There's also a noticeable contempt for the downtrodden which feels as if it extends beyond the first-person voice. The questionable age of a "Vietnam vet" may be appropriate fodder, but terrorizing a Kmart employee (followed by Julia purring, "That was so cool") comes across as unnecessary bullying. And Smith passes up a great comic opportunity to have Tom appear a fool when his protagonist is talking with a construction worker in a bar. Instead of revealing the blue-collar ruffian as someone more levelheaded than Tom, Smith segues into an unfunny dialectic between Tom and his penis.

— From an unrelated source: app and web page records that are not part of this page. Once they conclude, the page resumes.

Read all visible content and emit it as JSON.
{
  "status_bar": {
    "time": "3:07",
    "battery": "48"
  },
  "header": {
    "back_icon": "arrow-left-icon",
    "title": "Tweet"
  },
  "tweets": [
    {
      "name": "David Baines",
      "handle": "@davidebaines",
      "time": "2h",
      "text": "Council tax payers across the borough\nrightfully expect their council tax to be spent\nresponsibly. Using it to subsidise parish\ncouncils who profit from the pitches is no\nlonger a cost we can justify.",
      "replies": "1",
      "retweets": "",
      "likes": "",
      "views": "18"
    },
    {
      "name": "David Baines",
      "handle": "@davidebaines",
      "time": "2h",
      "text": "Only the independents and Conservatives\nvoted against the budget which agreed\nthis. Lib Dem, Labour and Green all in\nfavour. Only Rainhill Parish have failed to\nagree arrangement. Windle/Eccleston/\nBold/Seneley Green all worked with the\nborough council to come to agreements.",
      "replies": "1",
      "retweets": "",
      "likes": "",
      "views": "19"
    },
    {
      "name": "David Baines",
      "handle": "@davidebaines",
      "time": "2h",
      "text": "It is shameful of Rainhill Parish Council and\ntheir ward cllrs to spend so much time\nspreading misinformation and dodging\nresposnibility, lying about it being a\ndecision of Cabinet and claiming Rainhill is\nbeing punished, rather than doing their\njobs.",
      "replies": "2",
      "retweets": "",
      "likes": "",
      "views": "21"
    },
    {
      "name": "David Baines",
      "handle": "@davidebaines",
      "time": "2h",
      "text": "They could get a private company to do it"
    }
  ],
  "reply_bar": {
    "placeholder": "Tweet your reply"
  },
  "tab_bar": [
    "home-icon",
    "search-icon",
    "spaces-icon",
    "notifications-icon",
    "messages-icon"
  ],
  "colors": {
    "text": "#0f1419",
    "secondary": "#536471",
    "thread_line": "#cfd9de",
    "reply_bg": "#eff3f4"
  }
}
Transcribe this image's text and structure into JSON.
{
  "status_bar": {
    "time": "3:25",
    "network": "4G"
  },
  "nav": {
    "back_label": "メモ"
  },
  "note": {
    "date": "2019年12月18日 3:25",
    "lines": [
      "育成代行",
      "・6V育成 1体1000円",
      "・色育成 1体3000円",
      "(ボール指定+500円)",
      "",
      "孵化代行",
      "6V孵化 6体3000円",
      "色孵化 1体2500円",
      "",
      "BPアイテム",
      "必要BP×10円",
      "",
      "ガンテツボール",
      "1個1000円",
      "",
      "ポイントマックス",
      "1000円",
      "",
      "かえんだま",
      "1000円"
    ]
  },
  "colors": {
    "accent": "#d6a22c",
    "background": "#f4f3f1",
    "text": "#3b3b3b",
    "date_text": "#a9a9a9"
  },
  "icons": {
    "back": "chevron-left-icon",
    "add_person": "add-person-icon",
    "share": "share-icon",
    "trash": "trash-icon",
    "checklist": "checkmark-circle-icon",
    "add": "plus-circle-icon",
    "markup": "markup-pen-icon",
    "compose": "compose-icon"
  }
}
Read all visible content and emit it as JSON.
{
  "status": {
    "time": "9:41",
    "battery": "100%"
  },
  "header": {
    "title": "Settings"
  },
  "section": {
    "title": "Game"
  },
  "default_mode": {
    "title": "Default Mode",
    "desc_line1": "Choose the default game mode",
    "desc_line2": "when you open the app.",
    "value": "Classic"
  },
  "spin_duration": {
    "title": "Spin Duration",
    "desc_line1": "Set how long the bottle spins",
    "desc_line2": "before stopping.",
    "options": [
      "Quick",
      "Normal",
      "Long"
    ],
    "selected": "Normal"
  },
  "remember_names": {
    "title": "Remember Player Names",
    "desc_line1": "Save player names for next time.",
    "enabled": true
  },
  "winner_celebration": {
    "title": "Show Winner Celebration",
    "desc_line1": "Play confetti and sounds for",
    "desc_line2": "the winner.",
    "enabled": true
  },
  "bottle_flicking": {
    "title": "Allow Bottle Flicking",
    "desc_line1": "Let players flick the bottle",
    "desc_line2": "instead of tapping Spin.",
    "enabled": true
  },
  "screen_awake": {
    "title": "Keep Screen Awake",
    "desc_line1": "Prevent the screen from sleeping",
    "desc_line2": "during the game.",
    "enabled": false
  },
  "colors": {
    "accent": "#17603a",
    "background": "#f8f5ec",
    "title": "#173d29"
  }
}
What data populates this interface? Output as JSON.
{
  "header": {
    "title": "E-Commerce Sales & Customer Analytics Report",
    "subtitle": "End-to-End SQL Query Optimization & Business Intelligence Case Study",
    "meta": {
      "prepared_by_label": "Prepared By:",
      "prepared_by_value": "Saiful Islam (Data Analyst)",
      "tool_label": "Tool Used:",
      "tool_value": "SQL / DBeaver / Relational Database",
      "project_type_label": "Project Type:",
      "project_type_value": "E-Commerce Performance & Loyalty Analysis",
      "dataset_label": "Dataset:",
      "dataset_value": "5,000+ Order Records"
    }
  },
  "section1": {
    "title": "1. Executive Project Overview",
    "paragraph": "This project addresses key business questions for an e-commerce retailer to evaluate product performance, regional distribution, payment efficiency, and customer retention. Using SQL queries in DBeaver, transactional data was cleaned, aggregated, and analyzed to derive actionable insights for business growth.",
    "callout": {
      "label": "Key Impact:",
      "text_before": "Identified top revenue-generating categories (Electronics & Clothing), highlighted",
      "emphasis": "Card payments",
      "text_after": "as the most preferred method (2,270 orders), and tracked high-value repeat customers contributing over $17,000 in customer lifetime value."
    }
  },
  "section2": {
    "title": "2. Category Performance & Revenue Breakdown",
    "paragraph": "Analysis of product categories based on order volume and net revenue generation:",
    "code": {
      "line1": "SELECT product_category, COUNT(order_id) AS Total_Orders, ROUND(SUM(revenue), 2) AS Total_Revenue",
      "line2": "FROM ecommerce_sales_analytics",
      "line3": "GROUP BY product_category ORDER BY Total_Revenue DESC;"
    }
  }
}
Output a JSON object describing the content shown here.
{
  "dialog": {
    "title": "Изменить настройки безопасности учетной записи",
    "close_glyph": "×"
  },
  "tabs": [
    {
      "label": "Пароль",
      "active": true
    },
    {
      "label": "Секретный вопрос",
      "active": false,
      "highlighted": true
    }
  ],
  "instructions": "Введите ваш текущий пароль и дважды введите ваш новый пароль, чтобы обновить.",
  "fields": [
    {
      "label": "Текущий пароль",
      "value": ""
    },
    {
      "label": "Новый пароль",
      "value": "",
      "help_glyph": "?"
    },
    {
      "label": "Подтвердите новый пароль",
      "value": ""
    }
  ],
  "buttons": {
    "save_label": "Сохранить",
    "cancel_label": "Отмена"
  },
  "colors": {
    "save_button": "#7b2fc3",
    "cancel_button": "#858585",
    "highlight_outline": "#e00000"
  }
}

To his credit, Smith does capture the newspaper environment well, with the mad rushes, the apoplectic heds, the endless sustenance of take-out food, and the peripatetic writers hovering around editor cubes. But dwelling upon peripheral characters like Rollo Thrash, a slacker journalist whose reviews aren't so much edited but rewritten from the ground up, or Shooter, a rich, testosterone-charged "personal adviser," tell us little about Tom. Outside of brief references to a London newspaper, we never learn how or why Tom got into journalism. Or, for that matter, why would a man who prides himself on avoiding the New Yorker and not reading Hemingway ever be interested in the newspaper world?

Smith's prose is a simile-heavy tundra, relying upon cultural references and lexical blending ("alcohole," "Banana Republican"). If it succeeds in its hack vernacular, it fails to offer any masculine insights for the curious. "Nobody wants to look like what he actually is" is about as candid as it gets. And with Hornby's shadow booming down, weighing in on Coldplay's "Yellow" and resorting to "stacks of CDs" as apartment décor detract from the novel's insouciance.

The gaffe, whether Tom's regular screwups or the book's repeated references to Jesse Jackson's infamous 1984 remark about New York, is in full force here. A late-minute side trip into September 11 Manhattan comes off as a deus ex machina. And it all despoils a debut that could have dished more dirt than the tabloid world it was inspired from. | March 2004


Edward Champion is a writer in San Francisco. His satirical riffs on books can be experienced at his blog, Return of the Reluctant. He is currently prepping his play, "Wrestling an Alligator," for the San Francisco Fringe Festival.